5 of 7 people found the following review helpful
A marauding band of medieval soldiers set fire to the garden,
This review is from: Mythago Wood (Paperback)
I don't read much fantasy - apart from the fabulous Terry Pratchett - and I don't think of that as serious fantasy. The genre has always struck me as rather too po-faced and credulous. However, the title of this appealed to me and made me imagine some magical story about being lost in woods. That is exactly what it is about.
Two brothers are brought up near a large wood somewhere in England. The youngest, Stephen, joins up to fight in World War II, leaving the fragile eldest, Christian, behind. When their mother dies and then their father, Christian, finds his father's journal. Always a remote figure their father would periodically disappear into the wood, sometimes staying away for days. The journal tells a strange story of the search for a woodland girl and encounters with strange historical myths - the Mythagos that, it appears, the father himself has created.
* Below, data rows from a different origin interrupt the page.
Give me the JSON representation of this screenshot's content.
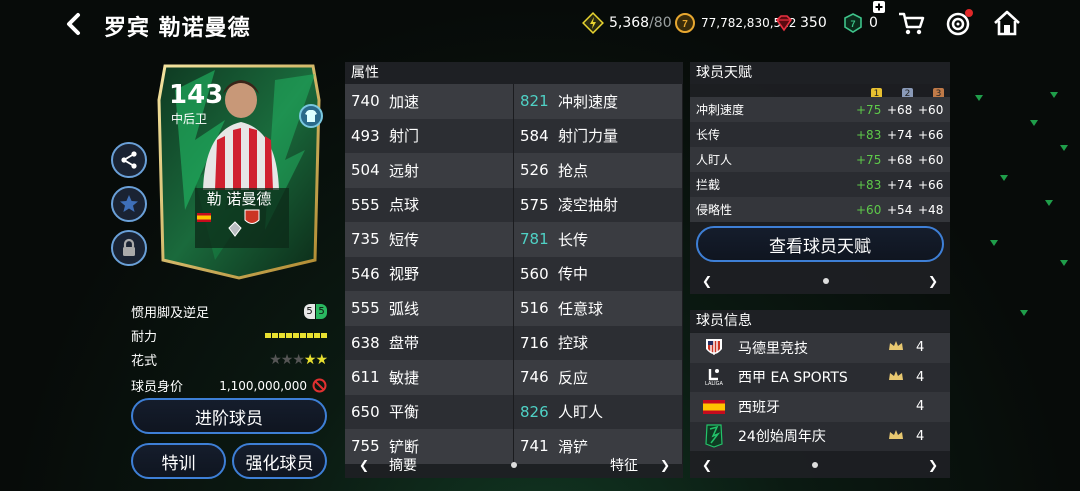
{
  "header": {
    "title": "罗宾 勒诺曼德",
    "stamina": "5,368",
    "stamina_max": "/80",
    "coins": "77,782,830,512",
    "gems": "350",
    "tokens": "0"
  },
  "card": {
    "rating": "143",
    "position": "中后卫",
    "name": "勒 诺曼德"
  },
  "left_stats": {
    "foot_label": "惯用脚及逆足",
    "foot_primary": "5",
    "foot_weak": "5",
    "stamina_label": "耐力",
    "skill_label": "花式",
    "skill_stars_filled": 2,
    "skill_stars_total": 5,
    "value_label": "球员身价",
    "value": "1,100,000,000"
  },
  "buttons": {
    "advance": "进阶球员",
    "training": "特训",
    "enhance": "强化球员",
    "view_talent": "查看球员天赋"
  },
  "attributes": {
    "heading": "属性",
    "rows": [
      {
        "v1": "740",
        "n1": "加速",
        "v2": "821",
        "n2": "冲刺速度",
        "h2": true
      },
      {
        "v1": "493",
        "n1": "射门",
        "v2": "584",
        "n2": "射门力量",
        "h2": false
      },
      {
        "v1": "504",
        "n1": "远射",
        "v2": "526",
        "n2": "抢点",
        "h2": false
      },
      {
        "v1": "555",
        "n1": "点球",
        "v2": "575",
        "n2": "凌空抽射",
        "h2": false
      },
      {
        "v1": "735",
        "n1": "短传",
        "v2": "781",
        "n2": "长传",
        "h2": true
      },
      {
        "v1": "546",
        "n1": "视野",
        "v2": "560",
        "n2": "传中",
        "h2": false
      },
      {
        "v1": "555",
        "n1": "弧线",
        "v2": "516",
        "n2": "任意球",
        "h2": false
      },
      {
        "v1": "638",
        "n1": "盘带",
        "v2": "716",
        "n2": "控球",
        "h2": false
      },
      {
        "v1": "611",
        "n1": "敏捷",
        "v2": "746",
        "n2": "反应",
        "h2": false
      },
      {
        "v1": "650",
        "n1": "平衡",
        "v2": "826",
        "n2": "人盯人",
        "h2": true
      },
      {
        "v1": "755",
        "n1": "铲断",
        "v2": "741",
        "n2": "滑铲",
        "h2": false
      }
    ],
    "pager_left": "摘要",
    "pager_right": "特征"
  },
  "talent": {
    "heading": "球员天赋",
    "tiers": [
      "1",
      "2",
      "3"
    ],
    "rows": [
      {
        "name": "冲刺速度",
        "t1": "+75",
        "t2": "+68",
        "t3": "+60"
      },
      {
        "name": "长传",
        "t1": "+83",
        "t2": "+74",
        "t3": "+66"
      },
      {
        "name": "人盯人",
        "t1": "+75",
        "t2": "+68",
        "t3": "+60"
      },
      {
        "name": "拦截",
        "t1": "+83",
        "t2": "+74",
        "t3": "+66"
      },
      {
        "name": "侵略性",
        "t1": "+60",
        "t2": "+54",
        "t3": "+48"
      }
    ]
  },
  "info": {
    "heading": "球员信息",
    "rows": [
      {
        "label": "马德里竞技",
        "num": "4"
      },
      {
        "label": "西甲 EA SPORTS",
        "num": "4"
      },
      {
        "label": "西班牙",
        "num": "4"
      },
      {
        "label": "24创始周年庆",
        "num": "4"
      }
    ],
    "laliga_text": "LALIGA"
  },
  "colors": {
    "accent_blue": "#3e7fd6",
    "highlight_teal": "#4fd1c5",
    "talent_green": "#5ec94a",
    "card_green": "#1fae5a"
  }
}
When Stephen, comes back from the war in Europe, he finds his brother deeply embroiled in the same search. Gradually, Stephen begins to understand the fascination of the wood, and when Christian disappears for almost a year, he sets out to find him.
The story is mystical and strange, but it holds to a kind of logic which keeps your attention from straying. The two men become locked in a battle for the woodland girl and have many adventures along the way towards a fairly satisfying denouement. It is a kind of romp through the mythology of the mystic wood and makes an exciting read. I had trouble suspending my disbelief in parts, since activity around the house they inhabit seems to never worry the neighbours or local police. Surely someone would have noticed something when a marauding band of soldiers from pre-medieval England arrived on the doorstep and set fire to the garden? But never mind, it is very enjoyable in a not entirely brainless kind of way.